Brandon Sanderson continues to impress me with his latest book, The Alloy of Law. He returns to his Mistborn universe (one of my favorite fantasy sett...moreBrandon Sanderson continues to impress me with his latest book, The Alloy of Law. He returns to his Mistborn universe (one of my favorite fantasy settings) and proves that you can both continue a story and create a world that actually progresses. 300 years have passed in the world, and technology has moved forward. This story combines Sanderson's extremely cool magic system, Allomancy and Feruchemy, with guns and trains and the like. The end result is an extremely entertaining read.(less)
**spoiler alert** Overall I was pleasantly surprised with Terry Goodkind's latest Richard and Kahlan offering, although I was hesitant at first, becau...more**spoiler alert** Overall I was pleasantly surprised with Terry Goodkind's latest Richard and Kahlan offering, although I was hesitant at first, because a) I don't like it when authors say, "That's it! That's the end! WAIT! Surprise! More books!" and b) the last several books of the Sword of Truth series left a bad taste in my mouth. But ol' T.G. managed to crank out an enjoyable read with The Omen Machine.
The Good: Terry Goodkind figured some stuff out with this novel. First off, it's a quick read. He managed to cut out a lot of unnecessary fluff, and as a result the story progresses at a fast and exciting pace. There are no longer 50 page diatribes on the perils of Communism, thank the good spirits. And the tired and overdone villain Emperor Jagang is blessedly not part of this world anymore. The bad guys are cool and creepy, and the book makes a good continuation of the series overall.
The Bad: There's a lot that Terry Goodkind _hasn't_ figured out about writing, unfortunately. His characters are still good vs. evil cardboard cutouts. The good guys are paragons of righteousness and the bad guys are darker than the Darthest of Vaders. His good guys often display superhuman abilities -- Richard can swordfight, do magic, figure out riddles and prophecy, draw, carve statues flawlessly, the list goes on and on. Kahlan is beauty personified and wields the power to turn anyone into her slave. Both characters can apparently survive without sleep for weeks at a time, which is displayed in Every.Single.Book. -- yet despite their superpowers they are unbelievably stupid at times, failing to notice things that have been painfully obvious from the very beginning of the book. Seriously, guys, how can you fail to notice that the bad guy, standing over there seething in a cloud of his own evil, is up to no good?
The background action was oftentimes lame enough to make me groan audibly. At the beginning of the book, Richard and friends were inventing a card catalog for the library.

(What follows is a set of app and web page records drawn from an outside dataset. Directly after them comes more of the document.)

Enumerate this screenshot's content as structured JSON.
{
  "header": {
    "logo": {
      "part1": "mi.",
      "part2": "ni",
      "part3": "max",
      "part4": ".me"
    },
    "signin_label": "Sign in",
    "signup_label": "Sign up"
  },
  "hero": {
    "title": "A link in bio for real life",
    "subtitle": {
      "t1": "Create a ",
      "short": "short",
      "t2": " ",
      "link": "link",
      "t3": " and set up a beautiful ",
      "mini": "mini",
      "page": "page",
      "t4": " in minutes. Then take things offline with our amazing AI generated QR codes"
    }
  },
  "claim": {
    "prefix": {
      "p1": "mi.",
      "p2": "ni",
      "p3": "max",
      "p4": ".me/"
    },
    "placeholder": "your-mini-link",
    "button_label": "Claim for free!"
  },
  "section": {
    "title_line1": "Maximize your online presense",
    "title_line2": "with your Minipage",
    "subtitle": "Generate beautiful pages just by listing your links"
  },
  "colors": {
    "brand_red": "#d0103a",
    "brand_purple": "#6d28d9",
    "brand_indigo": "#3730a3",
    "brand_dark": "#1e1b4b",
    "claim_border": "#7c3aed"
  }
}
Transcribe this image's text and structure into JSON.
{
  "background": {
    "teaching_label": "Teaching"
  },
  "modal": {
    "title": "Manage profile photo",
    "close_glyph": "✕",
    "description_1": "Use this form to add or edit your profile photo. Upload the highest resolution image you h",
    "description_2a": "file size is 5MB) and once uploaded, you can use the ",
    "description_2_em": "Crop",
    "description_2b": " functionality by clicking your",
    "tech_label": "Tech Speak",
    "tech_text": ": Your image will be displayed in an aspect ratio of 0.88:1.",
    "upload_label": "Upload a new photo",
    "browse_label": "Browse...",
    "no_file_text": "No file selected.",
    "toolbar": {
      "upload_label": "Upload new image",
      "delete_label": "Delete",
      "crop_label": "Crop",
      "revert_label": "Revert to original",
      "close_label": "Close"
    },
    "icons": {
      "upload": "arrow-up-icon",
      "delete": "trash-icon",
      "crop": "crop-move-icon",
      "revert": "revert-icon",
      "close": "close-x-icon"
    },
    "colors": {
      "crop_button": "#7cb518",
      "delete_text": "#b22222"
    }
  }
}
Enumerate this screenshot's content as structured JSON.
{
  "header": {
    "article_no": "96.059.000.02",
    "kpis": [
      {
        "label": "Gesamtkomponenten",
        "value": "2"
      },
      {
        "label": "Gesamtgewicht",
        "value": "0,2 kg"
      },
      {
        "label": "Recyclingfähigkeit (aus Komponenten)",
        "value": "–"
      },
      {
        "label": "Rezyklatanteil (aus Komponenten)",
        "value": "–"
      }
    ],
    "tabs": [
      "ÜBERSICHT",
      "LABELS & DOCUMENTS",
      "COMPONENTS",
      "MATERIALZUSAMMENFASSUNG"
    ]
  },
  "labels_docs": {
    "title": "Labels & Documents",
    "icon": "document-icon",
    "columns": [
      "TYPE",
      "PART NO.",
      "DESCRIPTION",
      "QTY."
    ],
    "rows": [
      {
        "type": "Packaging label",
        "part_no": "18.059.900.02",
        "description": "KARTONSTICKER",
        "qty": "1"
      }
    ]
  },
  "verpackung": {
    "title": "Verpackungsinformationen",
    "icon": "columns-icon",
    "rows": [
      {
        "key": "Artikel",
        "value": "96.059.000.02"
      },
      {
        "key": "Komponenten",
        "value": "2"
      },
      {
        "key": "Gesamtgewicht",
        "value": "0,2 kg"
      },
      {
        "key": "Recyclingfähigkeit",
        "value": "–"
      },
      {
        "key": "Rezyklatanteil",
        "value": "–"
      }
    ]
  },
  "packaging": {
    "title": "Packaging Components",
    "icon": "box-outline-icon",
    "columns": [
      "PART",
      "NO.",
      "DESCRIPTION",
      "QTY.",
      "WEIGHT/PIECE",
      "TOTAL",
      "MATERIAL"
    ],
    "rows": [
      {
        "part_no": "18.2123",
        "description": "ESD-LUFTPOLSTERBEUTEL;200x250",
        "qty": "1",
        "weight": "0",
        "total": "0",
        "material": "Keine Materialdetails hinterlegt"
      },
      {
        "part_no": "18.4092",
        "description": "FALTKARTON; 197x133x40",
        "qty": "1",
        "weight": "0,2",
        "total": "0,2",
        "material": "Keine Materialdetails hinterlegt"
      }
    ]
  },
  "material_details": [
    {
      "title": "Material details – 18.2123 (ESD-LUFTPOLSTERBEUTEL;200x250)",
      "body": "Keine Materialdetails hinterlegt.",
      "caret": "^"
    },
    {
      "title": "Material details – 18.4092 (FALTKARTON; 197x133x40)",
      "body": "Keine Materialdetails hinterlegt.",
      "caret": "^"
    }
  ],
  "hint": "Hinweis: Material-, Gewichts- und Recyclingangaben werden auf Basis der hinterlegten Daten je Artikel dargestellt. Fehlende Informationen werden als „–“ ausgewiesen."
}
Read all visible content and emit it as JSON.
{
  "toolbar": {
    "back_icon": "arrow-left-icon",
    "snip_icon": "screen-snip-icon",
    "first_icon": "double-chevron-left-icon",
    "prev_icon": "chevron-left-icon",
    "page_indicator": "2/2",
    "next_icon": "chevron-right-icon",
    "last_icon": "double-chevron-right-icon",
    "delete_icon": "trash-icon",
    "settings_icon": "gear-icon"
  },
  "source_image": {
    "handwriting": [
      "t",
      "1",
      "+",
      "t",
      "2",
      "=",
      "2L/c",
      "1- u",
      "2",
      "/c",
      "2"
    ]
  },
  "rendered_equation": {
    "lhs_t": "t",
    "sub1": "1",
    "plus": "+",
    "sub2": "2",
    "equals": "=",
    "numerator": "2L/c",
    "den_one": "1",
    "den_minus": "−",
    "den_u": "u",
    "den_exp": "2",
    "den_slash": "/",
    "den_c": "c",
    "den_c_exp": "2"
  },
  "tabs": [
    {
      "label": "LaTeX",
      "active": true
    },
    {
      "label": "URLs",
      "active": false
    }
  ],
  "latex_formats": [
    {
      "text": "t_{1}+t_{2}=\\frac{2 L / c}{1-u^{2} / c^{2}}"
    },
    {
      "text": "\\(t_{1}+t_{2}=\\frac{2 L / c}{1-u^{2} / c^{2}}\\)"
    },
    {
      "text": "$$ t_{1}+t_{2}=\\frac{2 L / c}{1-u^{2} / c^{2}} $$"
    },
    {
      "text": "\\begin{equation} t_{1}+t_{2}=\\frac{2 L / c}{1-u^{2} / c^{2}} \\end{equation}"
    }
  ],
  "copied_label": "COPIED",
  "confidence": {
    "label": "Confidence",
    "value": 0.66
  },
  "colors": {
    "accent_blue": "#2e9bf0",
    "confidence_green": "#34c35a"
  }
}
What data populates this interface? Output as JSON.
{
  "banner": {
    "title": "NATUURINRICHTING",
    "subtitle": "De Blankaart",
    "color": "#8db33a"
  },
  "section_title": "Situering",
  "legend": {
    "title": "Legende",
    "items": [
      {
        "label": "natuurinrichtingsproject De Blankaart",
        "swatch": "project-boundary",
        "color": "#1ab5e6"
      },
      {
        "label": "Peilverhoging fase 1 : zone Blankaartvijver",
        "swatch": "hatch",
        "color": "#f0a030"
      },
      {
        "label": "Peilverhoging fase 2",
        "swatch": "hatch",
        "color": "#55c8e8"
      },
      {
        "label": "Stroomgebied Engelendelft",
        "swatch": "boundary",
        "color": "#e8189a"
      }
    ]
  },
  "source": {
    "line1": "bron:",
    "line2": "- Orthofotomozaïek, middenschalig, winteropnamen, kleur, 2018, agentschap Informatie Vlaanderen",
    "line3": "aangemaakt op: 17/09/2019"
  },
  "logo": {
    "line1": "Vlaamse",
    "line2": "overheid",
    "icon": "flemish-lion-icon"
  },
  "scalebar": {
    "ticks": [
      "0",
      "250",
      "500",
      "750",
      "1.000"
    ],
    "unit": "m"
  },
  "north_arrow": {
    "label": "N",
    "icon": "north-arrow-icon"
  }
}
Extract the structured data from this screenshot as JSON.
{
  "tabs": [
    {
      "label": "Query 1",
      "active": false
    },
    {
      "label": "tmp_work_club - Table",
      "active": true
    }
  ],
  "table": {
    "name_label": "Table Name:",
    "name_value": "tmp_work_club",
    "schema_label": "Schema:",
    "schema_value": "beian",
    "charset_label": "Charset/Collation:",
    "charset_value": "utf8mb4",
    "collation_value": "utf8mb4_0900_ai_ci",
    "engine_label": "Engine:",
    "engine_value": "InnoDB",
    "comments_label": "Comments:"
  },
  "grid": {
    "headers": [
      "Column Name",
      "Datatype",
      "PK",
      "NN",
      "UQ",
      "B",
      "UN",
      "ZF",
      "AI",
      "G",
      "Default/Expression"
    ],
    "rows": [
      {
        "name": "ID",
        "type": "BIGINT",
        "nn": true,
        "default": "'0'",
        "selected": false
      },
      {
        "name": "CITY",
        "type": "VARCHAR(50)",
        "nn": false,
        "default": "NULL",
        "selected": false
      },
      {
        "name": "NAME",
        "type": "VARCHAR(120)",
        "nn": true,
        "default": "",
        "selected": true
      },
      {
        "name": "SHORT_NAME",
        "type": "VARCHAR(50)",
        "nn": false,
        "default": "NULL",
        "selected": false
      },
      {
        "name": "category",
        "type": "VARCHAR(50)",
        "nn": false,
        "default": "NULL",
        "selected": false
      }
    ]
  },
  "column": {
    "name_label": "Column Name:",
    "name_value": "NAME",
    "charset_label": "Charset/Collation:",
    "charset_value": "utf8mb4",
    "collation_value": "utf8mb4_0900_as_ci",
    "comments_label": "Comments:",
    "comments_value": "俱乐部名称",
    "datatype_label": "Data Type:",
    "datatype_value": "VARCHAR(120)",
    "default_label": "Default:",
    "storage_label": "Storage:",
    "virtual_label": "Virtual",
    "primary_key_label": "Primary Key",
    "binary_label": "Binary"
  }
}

Later, Zedd describes the fantasy equivalent of a Magic 8-Ball. Lame.
And there's a lot of the ol' Sword of Truth formula that gets plugged into the book, too. Richard, in his dashing awesomeness, has to figure out why all of the minor characters are suddenly acting shady, even though it's obviously the work of something bad. Kahlan gets separated from Richard and he has to rescue her. Something large and obvious was somehow not mentioned over the last X books, and a particular place on the map that has also been completely overlooked until now is suddenly really important. The shifty-acting populous utterly fail to see that Richard's way is far far better than theirs, until he shows them. (I didn't give any spoilers here, really - i just described every book in the series).
The biggest problem, though, is that the book doesn't end. It's set up for another...oh, hundred books or so. If this bad guy lasts as long as Jagang did, I'm going to go crazy.
That said, I've kept coming back for 13 books. Bring it on, Goodkind. I'll lap it all up again next time.(less)
This book kept my interest, but overall wasn't terribly exciting. It's in the code-breaking thriller genre and similar to Dan Brown novels, but not a...moreThis book kept my interest, but overall wasn't terribly exciting. It's in the code-breaking thriller genre and similar to Dan Brown novels, but not a whole lot happens over the course of this book. It's about a group of students at princeton trying to break the codes and riddles in an old book called the Hypnerotomachia, and while they figure out the book, they don't ever leave college, and nothing all that exciting happens until the last 15 pages. Even then, it's just not very exciting.(less)
First and foremost, this book is amazing. I'm still incredibly impressed with the way Brandon Sanderson is working with the Wheel of Time. He is movin...moreFirst and foremost, this book is amazing. I'm still incredibly impressed with the way Brandon Sanderson is working with the Wheel of Time. He is moving the plot forward by leaps and bounds, and doing so very well.
My gripe with this book is the huge number of typos that somehow made it through to the final version. It's as if there were no editors working on the book. It's understandable that some might have slipped through this 850-page bomber, but there are quite a few.
Anyway, another fantastic installment of the Wheel of Time, and I look forward to the final book.(less)